Saturday, January 21, 2017….what a remarkable day in history. Women all over the world united to STAND UP for themselves and their loved ones. I joined in the St. Louis March. The energy was amazing. People were speaking out, joining together in a peaceful and joyful expression about what matters most to them.
I had the great fortune to be able to talk with many of the marchers. And there were all kinds of people there. There were, of course, women. Women of all kinds: young women, coming of age women, adult women, seasoned women. There were mothers and daughters and grandmothers. There were fathers, and sons and grandfathers. There were kids and babies. There were husbands, boyfriends, friends, and independent supporters of women’s rights and human rights. I even ran into my son! He came to make a statement and a difference. (How proud am I of him?) There were people of all colors, ethnicities, nationalities, sexual orientation, and I imagine all stations of life. There were natural and naturalized citizens and immigrants. There were the original Native Americans. They were all joined together in a peaceful and powerful demonstration of liberty, justice and the pursuit of happiness. Freedom of speech rocks! I love this country!
I was also proud of my city, St. Louis. St. Louis definitely represented! St. Louis spoke out. St. Louis participated. And showing up does matter.
I respect differing viewpoints, whether or not I share the same ones. Diversity in all its forms, including one’s political leanings, makes for a great democracy. Speaking with respect and authenticity are paramount to having a healthy and functioning democracy and relationship of any kind. Respecting one’s right for self-determination is also a discussion worth having and perpetuating. I see theWomen’s March as the beginning of a conversation, and not a single event. It is a message that says:
“HEAR OUR VOICE”

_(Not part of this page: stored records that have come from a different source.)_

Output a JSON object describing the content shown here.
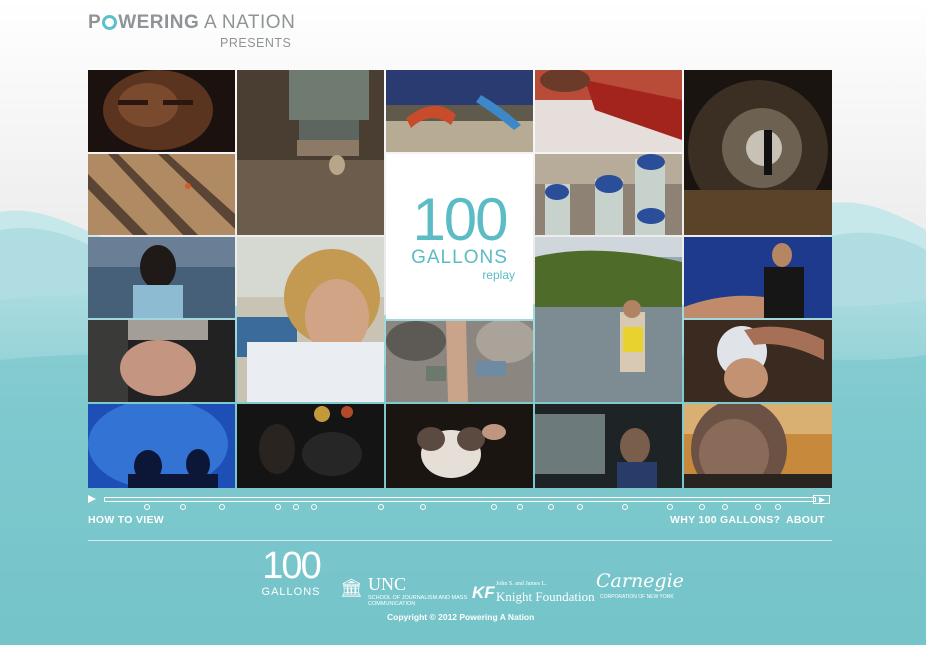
{
  "header": {
    "brand_part1": "P",
    "brand_part2": "WERING",
    "brand_part3": " A NATION",
    "presents": "PRESENTS"
  },
  "center_logo": {
    "number": "100",
    "word": "GALLONS",
    "sub": "replay"
  },
  "tiles": [
    {
      "name": "tile-boy-face",
      "icon": "photo"
    },
    {
      "name": "tile-dripping-faucet",
      "icon": "photo"
    },
    {
      "name": "tile-water-slides",
      "icon": "photo"
    },
    {
      "name": "tile-hand-red-object",
      "icon": "photo"
    },
    {
      "name": "tile-tunnel-figure",
      "icon": "photo"
    },
    {
      "name": "tile-beach-shadows",
      "icon": "photo"
    },
    {
      "name": "tile-bottle-caps",
      "icon": "photo"
    },
    {
      "name": "tile-child-looking-at-water",
      "icon": "photo"
    },
    {
      "name": "tile-woman-crying",
      "icon": "photo"
    },
    {
      "name": "tile-girl-in-lake",
      "icon": "photo"
    },
    {
      "name": "tile-man-blue-shirt",
      "icon": "photo"
    },
    {
      "name": "tile-newborn-baby",
      "icon": "photo"
    },
    {
      "name": "tile-child-rock-water",
      "icon": "photo"
    },
    {
      "name": "tile-hair-washing",
      "icon": "photo"
    },
    {
      "name": "tile-aquarium-silhouettes",
      "icon": "photo"
    },
    {
      "name": "tile-night-lights",
      "icon": "photo"
    },
    {
      "name": "tile-kitten",
      "icon": "photo"
    },
    {
      "name": "tile-boy-looking-up",
      "icon": "photo"
    },
    {
      "name": "tile-old-man-portrait",
      "icon": "photo"
    }
  ],
  "timeline": {
    "marker_count": 20
  },
  "nav": {
    "how_to_view": "HOW TO VIEW",
    "why": "WHY 100 GALLONS?",
    "about": "ABOUT"
  },
  "footer": {
    "logo_number": "100",
    "logo_word": "GALLONS",
    "unc_big": "UNC",
    "unc_small": "SCHOOL OF JOURNALISM AND MASS COMMUNICATION",
    "knight_small": "John S. and James L.",
    "knight_big": "Knight Foundation",
    "carnegie_sig": "Carnegie",
    "carnegie_small": "CORPORATION OF NEW YORK",
    "copyright": "Copyright © 2012 Powering A Nation"
  },
  "colors": {
    "accent": "#5bbcc6",
    "teal_bg": "#78c5cb",
    "header_gray": "#8f9496"
  }
}
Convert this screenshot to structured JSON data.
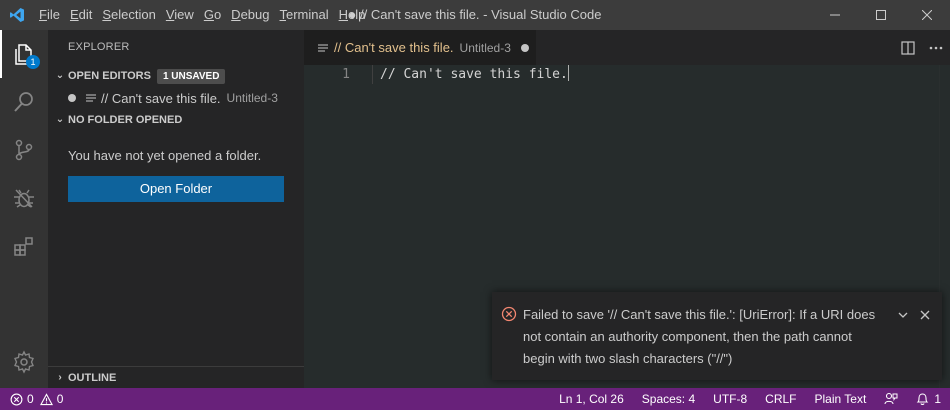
{
  "titlebar": {
    "menu": [
      "File",
      "Edit",
      "Selection",
      "View",
      "Go",
      "Debug",
      "Terminal",
      "Help"
    ],
    "menu_mnemonics": [
      "F",
      "E",
      "S",
      "V",
      "G",
      "D",
      "T",
      "H"
    ],
    "menu_rest": [
      "ile",
      "dit",
      "election",
      "iew",
      "o",
      "ebug",
      "erminal",
      "elp"
    ],
    "window_title": "● // Can't save this file. - Visual Studio Code"
  },
  "activity_bar": {
    "items": [
      "files-icon",
      "search-icon",
      "source-control-icon",
      "debug-icon",
      "extensions-icon"
    ],
    "explorer_badge": "1",
    "bottom": "settings-gear-icon"
  },
  "sidebar": {
    "title": "EXPLORER",
    "open_editors": {
      "header": "OPEN EDITORS",
      "badge": "1 UNSAVED",
      "items": [
        {
          "label": "// Can't save this file.",
          "description": "Untitled-3"
        }
      ]
    },
    "no_folder": {
      "header": "NO FOLDER OPENED",
      "message": "You have not yet opened a folder.",
      "button": "Open Folder"
    },
    "outline_header": "OUTLINE"
  },
  "editor": {
    "tab": {
      "label": "// Can't save this file.",
      "description": "Untitled-3"
    },
    "lines": [
      {
        "number": "1",
        "text": "// Can't save this file."
      }
    ]
  },
  "notification": {
    "message": "Failed to save '// Can't save this file.': [UriError]: If a URI does not contain an authority component, then the path cannot begin with two slash characters (\"//\")"
  },
  "statusbar": {
    "errors": "0",
    "warnings": "0",
    "position": "Ln 1, Col 26",
    "spaces": "Spaces: 4",
    "encoding": "UTF-8",
    "eol": "CRLF",
    "language": "Plain Text",
    "notifications": "1"
  },
  "colors": {
    "accent": "#007acc",
    "statusbar": "#68217a",
    "button": "#0e639c",
    "error": "#f48771",
    "modified_tab": "#e2c08d"
  }
}
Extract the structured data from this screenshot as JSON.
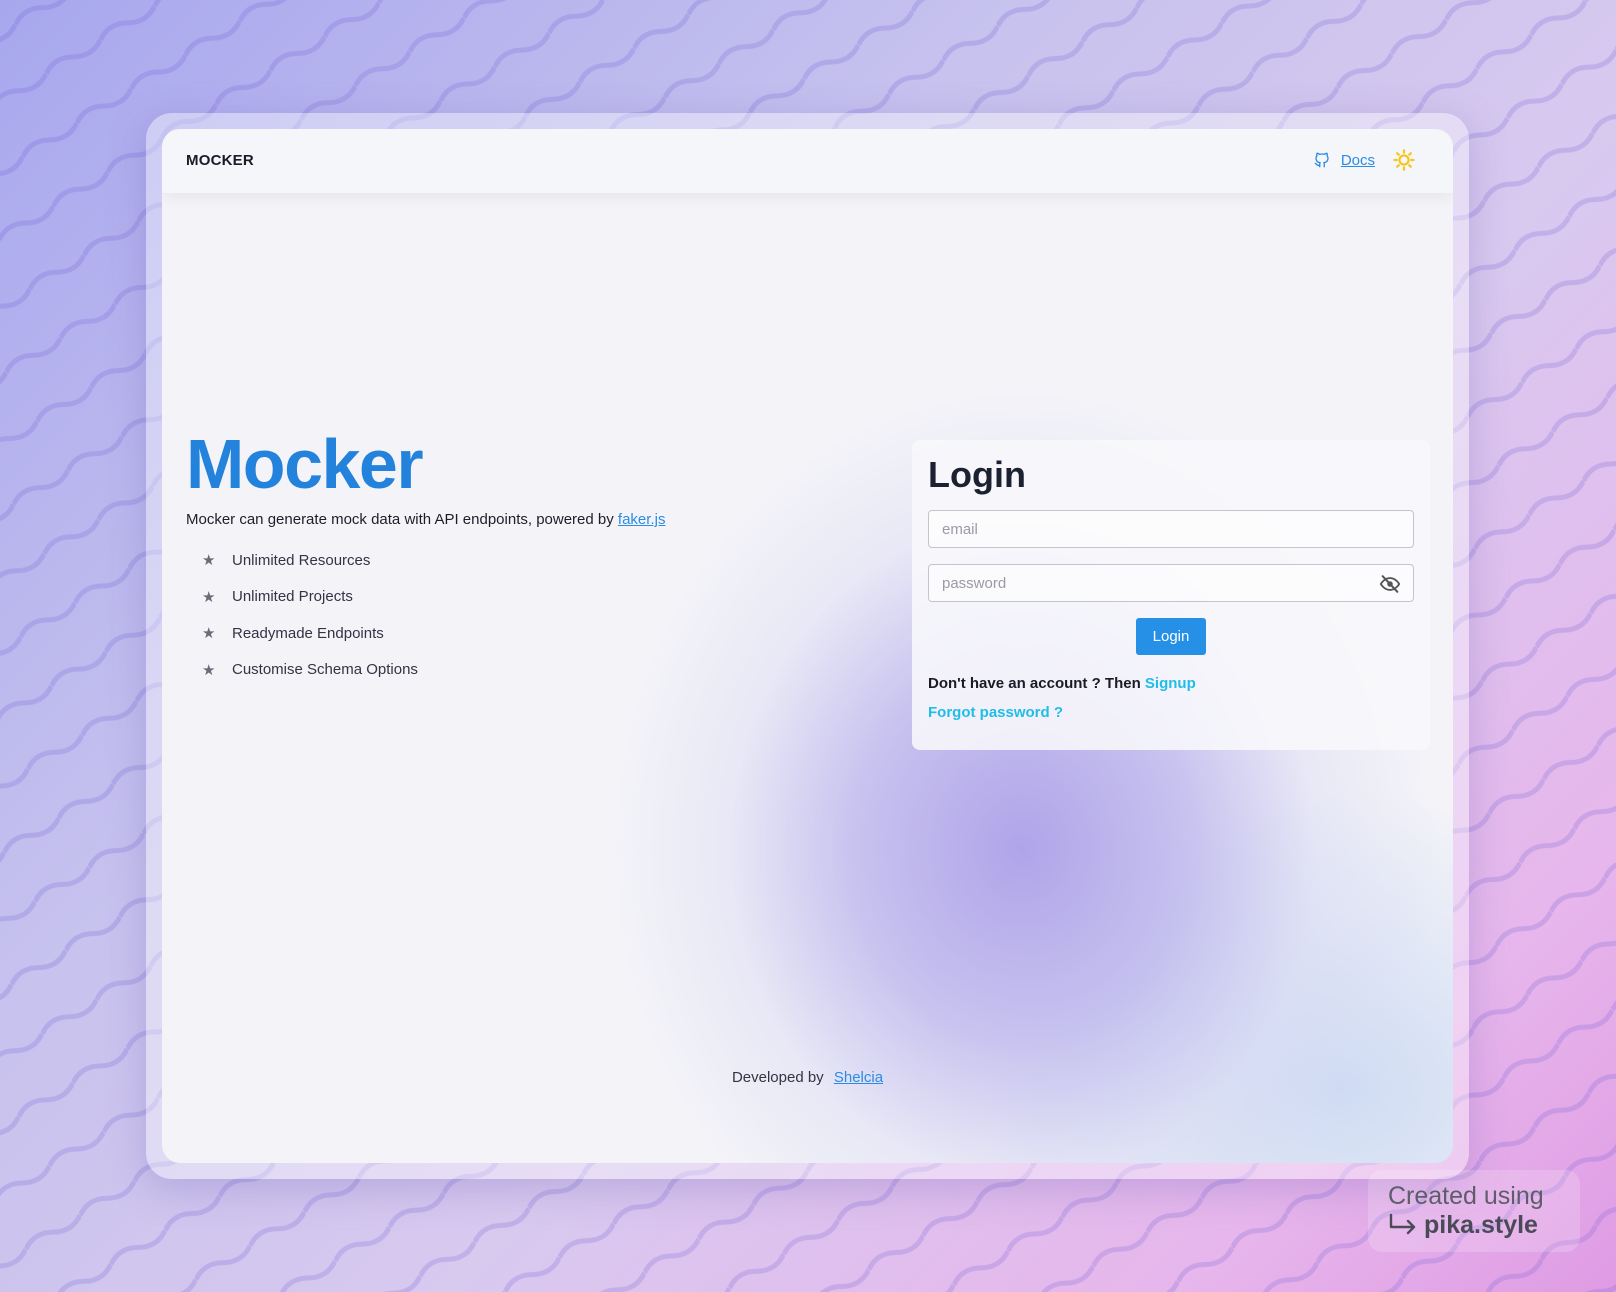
{
  "navbar": {
    "brand": "MOCKER",
    "docs_label": "Docs",
    "github_icon": "github-icon",
    "theme_icon": "sun-icon"
  },
  "hero": {
    "title": "Mocker",
    "subtitle_prefix": "Mocker can generate mock data with API endpoints, powered by ",
    "subtitle_link": "faker.js",
    "features": [
      "Unlimited Resources",
      "Unlimited Projects",
      "Readymade Endpoints",
      "Customise Schema Options"
    ],
    "feature_icon": "★"
  },
  "login": {
    "title": "Login",
    "email_placeholder": "email",
    "email_value": "",
    "password_placeholder": "password",
    "password_value": "",
    "button_label": "Login",
    "signup_prefix": "Don't have an account ? Then ",
    "signup_link": "Signup",
    "forgot_link": "Forgot password ?"
  },
  "footer": {
    "prefix": "Developed by",
    "link": "Shelcia"
  },
  "watermark": {
    "line1": "Created using",
    "line2": "pika.style"
  },
  "colors": {
    "accent": "#2383dc",
    "button": "#2590e6",
    "link_accent": "#1fbde8",
    "theme_icon": "#f5c518"
  }
}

I urge my readers to avoid seeing the Women’s March in simplistic terms. This is a complex issue, and rhetoric that reduces it to black-and-white or superficial terms is an error and a missed opportunity. You may disagree with the catalyst for the Women’s March. You may not agree entirely with its mission and guiding principles. However, I would find it difficult to disagree with ALL of the principles set forth. I believe we can find common ground.
As a life coach, my focus is on inspiring women to live inspired lives. Empowering women to “go for it”, and to live a remarkable life. Yes, I believe there are many remarkable women that provide examples to us all. They are people you may meet on any given day, but aren’t featured in a tweet or CNN headline. But as said by the Pulitzer Prize winning author and academician, Laurel Thatcher Ulrich, “Well-behaved women seldom make history.” Often misinterpreted, this quote actually highlights those truly well-behaved women who have done extraordinary things outside of the limelight, yet have been overlooked by the history books. The Women’s March was a day of everyday women and everyday heroes creating an extraordinary worldwide event…a day of many well-behaved citizens making history together.
As a life coach, I often work with “well-behaved”, fascinating women. They want something more for themselves and their lives. Being a coach for women is an honor that often calls for instilling hope and courage. Encouraging women to be courageous often requires that I have and hold faith and belief for them and their possibilities. Belief and faith and hope are contagious.
The Women’s March has spread a contagion of hope, faith, belief, and the power of standing up in peace for what one believes to be right. So, be the change you want to see in the world, and let that change begin with you!
Here to make the world a better place one woman at a time…
Coach and Counselor
P.S. Watch for the launching of my newest project coming next week!